But it occurred to me, this week, that we often do the same dirty deed to our God and Father. We misallocate His gifts, using them for purposes other than that for which He designated them—we use sex for cheap thrills; we use money to tickle our own fancies; we use time for a whole lot of nothing; we use lips meant to praise God for tearing others down! All misallocations of God’s gifts; all forms of robbing God!
I was reminded of this folly again this week from the story of poor Solomon. I call him poor not because he was literally poor (as we shall see), but because he so often set himself up to be remembered for all the foolish things he did, rather than for his wisdom and love for God. Solomon was given a great gift by the Lord—he became greater than all the kings of the earth in wisdom (1 Kings 10.23). “All the earth was seeking the presence of Solomon, to hear his wisdom which God had put in his heart” (1 Kings 10.24). So far, so good. God had given Solomon a gift, and Solomon appeared to be making good use of it. But verse 25 gives us a hint into what happened as Solomon used God’s gift of wisdom: “They brought every man his gift, articles of silver and gold, garments, weapons, spices, horses, and mules, so much year by year.”
Now what was wrong with that? Didn’t Solomon deserve a little kick back? Well, actually, NO! God had commanded in Deuteronomy 17 that Israel’s king should not multiply wives (which Solomon did in a extravagant way, 1 Kings 11.1-4); that he should not multiply horses, especially not Egyptian ones (which Solomon also did, 1 Kings 10.28-29); and that he should not become rich and silver and gold, which Solomon did in the passage we have been discussing! Three instructions given to the king, and all three broken!
Now what makes Solomon’s increasing wealth even sadder is that he gathered it in the form of counseling fees! As people came and benefited from God’s free gift to Solomon, he used that free gift to make himself wealthy! He had originally asked for wisdom so that he might know how to govern God’s people. And God had given it for that purpose. He had written, if you will, the words: ‘For: Shepherding My people, Israel’ in the bottom left-hand corner of the check. But Solomon misappropriated the gift. Instead of using it simply to shepherd God’s people wisely, he used his wisdom to build for himself international acclaim (“all the earth” was seeking him out), and to gather for himself unnecessary and forbidden wealth!

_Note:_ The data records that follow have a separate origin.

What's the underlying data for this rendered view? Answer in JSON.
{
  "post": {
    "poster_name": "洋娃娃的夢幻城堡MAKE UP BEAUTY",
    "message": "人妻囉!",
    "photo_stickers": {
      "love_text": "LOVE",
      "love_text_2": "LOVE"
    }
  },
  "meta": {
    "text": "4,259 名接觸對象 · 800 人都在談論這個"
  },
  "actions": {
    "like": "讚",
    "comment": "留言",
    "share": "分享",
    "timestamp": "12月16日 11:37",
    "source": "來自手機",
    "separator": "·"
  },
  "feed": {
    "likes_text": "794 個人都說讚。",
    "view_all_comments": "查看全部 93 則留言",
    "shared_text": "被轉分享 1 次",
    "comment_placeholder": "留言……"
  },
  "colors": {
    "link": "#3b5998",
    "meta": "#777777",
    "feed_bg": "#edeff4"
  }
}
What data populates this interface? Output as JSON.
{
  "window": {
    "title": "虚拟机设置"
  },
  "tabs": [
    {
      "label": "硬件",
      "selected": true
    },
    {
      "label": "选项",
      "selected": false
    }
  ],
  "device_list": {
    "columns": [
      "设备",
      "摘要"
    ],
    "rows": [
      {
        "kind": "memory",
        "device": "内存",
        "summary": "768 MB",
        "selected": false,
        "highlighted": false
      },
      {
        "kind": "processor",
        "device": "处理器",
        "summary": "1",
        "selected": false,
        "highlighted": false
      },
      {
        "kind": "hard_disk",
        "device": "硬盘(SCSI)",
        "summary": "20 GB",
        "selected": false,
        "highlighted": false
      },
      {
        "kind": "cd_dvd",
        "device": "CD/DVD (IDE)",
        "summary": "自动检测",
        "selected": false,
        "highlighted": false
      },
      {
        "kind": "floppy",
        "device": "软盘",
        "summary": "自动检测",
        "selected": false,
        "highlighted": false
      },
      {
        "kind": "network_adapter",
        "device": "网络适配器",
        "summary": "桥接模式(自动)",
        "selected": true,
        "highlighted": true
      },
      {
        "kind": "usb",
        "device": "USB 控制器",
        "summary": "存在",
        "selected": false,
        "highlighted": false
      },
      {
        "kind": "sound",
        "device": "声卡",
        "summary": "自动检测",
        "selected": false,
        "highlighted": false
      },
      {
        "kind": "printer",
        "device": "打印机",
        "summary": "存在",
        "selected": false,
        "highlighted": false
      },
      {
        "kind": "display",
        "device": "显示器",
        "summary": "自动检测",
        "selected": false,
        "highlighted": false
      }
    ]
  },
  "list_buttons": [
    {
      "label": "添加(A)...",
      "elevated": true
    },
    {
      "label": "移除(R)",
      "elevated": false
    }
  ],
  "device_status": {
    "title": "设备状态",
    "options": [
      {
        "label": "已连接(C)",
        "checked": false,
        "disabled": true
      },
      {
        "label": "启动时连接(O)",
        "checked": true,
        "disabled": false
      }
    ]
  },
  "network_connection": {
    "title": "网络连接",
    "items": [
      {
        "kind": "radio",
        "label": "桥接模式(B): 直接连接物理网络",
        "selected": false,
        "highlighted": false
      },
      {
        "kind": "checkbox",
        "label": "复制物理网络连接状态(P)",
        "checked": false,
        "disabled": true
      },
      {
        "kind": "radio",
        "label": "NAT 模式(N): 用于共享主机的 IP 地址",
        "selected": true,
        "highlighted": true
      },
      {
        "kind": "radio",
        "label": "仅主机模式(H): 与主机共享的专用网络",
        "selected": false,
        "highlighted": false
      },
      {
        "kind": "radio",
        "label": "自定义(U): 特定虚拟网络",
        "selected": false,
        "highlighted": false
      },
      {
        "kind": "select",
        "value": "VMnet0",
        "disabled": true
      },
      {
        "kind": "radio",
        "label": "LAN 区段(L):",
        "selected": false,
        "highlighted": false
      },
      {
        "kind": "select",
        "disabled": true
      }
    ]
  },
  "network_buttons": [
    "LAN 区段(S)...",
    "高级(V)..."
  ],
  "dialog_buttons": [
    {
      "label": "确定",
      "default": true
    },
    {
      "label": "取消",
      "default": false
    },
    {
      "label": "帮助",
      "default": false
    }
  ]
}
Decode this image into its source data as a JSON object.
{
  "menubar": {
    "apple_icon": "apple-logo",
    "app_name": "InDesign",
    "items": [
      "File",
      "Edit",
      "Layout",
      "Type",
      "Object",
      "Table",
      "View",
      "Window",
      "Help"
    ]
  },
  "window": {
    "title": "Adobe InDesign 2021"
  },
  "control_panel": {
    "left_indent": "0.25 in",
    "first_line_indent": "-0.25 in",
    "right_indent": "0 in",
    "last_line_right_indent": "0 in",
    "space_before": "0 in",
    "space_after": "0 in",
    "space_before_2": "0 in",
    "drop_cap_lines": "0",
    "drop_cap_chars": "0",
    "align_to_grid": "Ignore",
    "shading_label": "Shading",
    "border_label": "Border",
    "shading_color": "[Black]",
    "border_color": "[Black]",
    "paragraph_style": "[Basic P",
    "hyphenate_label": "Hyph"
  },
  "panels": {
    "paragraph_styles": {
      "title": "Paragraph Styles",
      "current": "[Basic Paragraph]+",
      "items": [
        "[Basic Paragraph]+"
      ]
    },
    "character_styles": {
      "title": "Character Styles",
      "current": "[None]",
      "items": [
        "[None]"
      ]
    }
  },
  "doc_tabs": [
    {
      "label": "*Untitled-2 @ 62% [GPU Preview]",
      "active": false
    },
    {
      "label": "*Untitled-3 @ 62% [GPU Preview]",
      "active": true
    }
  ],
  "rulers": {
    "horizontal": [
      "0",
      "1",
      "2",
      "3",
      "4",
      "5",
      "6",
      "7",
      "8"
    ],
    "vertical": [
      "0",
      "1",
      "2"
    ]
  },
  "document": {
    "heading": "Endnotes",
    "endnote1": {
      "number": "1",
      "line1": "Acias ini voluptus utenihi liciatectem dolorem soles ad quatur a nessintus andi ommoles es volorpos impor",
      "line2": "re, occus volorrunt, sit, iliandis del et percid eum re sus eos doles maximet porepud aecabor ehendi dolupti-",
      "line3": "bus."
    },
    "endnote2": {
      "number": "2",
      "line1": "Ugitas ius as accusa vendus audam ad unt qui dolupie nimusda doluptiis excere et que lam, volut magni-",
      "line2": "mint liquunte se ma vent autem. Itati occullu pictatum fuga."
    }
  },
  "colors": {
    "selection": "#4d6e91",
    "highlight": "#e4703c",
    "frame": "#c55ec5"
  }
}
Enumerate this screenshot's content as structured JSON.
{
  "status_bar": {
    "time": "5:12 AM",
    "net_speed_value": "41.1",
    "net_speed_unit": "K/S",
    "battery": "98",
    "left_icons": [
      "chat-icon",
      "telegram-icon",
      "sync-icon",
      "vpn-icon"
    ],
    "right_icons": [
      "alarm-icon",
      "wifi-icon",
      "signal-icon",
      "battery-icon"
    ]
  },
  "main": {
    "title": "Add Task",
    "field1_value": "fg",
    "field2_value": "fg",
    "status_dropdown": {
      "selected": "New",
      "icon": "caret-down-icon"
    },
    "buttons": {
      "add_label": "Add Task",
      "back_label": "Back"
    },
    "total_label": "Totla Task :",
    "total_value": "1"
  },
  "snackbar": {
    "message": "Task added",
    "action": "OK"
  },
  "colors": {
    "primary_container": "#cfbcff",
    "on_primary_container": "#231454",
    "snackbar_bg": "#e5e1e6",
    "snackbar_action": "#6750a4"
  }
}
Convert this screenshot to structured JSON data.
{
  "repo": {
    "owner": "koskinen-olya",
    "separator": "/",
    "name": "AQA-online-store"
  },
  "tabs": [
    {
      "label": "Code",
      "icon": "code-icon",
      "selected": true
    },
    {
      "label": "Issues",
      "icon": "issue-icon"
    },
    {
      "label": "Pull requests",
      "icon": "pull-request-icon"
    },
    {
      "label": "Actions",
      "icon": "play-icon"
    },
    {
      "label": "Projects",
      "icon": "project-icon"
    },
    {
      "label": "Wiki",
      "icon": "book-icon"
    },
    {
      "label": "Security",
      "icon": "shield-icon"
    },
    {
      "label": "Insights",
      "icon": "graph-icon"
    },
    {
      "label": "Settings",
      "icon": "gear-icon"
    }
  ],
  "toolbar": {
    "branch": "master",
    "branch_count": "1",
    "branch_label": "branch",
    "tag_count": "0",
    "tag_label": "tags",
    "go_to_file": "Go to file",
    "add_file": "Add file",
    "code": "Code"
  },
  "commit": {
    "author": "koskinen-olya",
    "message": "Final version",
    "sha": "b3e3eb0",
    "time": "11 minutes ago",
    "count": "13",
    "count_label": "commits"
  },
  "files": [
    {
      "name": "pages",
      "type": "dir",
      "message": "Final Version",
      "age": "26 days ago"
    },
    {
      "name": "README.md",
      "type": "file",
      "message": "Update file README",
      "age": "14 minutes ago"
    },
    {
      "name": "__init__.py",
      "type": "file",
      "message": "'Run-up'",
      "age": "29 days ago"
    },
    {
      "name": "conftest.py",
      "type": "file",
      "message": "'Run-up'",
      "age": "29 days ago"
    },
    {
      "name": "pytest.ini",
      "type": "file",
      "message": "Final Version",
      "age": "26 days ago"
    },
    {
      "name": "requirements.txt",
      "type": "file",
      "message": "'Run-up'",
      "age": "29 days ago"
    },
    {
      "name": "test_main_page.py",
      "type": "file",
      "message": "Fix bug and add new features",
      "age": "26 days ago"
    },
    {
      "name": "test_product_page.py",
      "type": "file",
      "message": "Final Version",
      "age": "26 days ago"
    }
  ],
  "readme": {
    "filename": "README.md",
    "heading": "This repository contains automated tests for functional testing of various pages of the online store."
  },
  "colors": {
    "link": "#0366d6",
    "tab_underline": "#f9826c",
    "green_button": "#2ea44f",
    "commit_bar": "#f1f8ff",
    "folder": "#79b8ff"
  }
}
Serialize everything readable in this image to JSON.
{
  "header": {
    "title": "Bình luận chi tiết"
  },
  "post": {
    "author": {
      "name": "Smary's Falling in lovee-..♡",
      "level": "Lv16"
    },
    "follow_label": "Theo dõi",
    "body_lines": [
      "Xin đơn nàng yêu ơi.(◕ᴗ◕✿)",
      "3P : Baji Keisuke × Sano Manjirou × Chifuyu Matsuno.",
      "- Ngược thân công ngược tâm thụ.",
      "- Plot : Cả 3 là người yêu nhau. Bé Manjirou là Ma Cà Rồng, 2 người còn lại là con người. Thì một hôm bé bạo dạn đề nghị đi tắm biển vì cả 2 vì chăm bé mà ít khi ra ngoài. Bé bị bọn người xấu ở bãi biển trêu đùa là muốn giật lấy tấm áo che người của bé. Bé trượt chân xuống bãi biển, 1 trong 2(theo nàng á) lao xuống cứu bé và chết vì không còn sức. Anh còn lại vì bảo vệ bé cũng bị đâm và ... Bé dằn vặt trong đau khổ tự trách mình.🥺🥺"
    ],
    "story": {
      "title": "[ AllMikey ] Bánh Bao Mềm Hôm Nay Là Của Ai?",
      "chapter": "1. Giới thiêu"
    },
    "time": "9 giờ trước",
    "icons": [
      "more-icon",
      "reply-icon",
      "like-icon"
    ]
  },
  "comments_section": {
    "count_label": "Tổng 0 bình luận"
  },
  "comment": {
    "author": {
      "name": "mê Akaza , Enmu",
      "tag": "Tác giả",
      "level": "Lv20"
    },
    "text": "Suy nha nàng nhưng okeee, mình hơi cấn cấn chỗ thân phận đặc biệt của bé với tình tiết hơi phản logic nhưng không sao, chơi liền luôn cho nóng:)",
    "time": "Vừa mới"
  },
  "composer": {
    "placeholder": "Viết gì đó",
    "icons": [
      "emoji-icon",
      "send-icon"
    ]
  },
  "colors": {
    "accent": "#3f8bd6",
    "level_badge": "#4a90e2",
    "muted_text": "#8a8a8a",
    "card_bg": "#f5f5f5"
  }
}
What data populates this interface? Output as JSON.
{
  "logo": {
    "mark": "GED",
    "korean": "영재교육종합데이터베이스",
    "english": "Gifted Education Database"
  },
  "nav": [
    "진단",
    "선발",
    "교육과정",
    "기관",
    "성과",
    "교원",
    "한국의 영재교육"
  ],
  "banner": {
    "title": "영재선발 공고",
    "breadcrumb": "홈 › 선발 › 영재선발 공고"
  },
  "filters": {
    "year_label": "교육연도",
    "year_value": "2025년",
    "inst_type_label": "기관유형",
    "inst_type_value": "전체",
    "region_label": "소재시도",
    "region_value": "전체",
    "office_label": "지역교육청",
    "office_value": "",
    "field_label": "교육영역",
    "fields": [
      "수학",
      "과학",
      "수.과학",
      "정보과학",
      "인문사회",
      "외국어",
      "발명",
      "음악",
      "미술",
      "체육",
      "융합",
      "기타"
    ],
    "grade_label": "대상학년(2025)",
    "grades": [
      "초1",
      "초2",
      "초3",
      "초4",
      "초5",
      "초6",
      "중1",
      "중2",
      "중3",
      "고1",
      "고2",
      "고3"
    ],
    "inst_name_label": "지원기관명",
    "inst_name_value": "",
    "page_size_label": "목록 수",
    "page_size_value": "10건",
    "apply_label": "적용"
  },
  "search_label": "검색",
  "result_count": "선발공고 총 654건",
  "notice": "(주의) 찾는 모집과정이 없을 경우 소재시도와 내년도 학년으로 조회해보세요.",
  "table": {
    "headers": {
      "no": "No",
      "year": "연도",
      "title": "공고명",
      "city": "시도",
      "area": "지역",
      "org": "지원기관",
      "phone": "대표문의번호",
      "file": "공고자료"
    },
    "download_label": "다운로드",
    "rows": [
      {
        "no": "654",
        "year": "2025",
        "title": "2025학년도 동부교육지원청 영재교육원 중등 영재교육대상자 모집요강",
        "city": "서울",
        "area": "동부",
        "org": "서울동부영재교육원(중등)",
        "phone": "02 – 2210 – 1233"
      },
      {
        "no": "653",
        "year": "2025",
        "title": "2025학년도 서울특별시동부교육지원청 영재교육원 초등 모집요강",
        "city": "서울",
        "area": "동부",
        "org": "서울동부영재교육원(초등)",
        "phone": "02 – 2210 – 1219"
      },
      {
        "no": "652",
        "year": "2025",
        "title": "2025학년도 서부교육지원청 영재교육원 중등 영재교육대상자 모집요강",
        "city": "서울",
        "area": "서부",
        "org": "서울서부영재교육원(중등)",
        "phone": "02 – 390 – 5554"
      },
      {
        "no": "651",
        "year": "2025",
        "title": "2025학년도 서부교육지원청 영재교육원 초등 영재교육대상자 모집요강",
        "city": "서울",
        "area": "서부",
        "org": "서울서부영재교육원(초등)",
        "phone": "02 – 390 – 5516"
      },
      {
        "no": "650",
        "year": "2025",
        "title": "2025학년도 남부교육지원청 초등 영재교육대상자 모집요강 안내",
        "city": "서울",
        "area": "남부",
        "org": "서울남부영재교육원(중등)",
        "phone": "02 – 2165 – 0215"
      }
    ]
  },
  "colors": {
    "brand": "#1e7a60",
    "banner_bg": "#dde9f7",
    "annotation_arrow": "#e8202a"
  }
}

Now there is a lesson here for us all. Whether God has given you the gift of wisdom in some secular field; or the gift of preaching; or a talent for music; or an ability to lead people; or any spiritual gift mentioned in the Bible … He has not given it to you so that you could make a name and a fortune for yourself! He has written, as it were, in the corner of the check: ‘For: My glory’! And we need to use His gifts for that purpose. Whatever it is He has given us the ability to do, we must not use it to make a name for ourselves, or a cushy lifestyle for ourselves—but to reflect His glory; to use the money for His kingdom; to deflect the praise to our Maker.
This counsel especially applies to those of us who are preachers. People come to us to hear God’s wisdom. There is nothing wrong with that. Hopefully we are able to oblige them. But God forbid that we use our ability to dispense the truth to build a name for ourselves; to accrue more and more pats on the back; as leverage to garner a bigger salary or a bigger church. God forbid! So would you pray for your pastor—that he would have and heed the wisdom of Solomon—and also learn from his folly?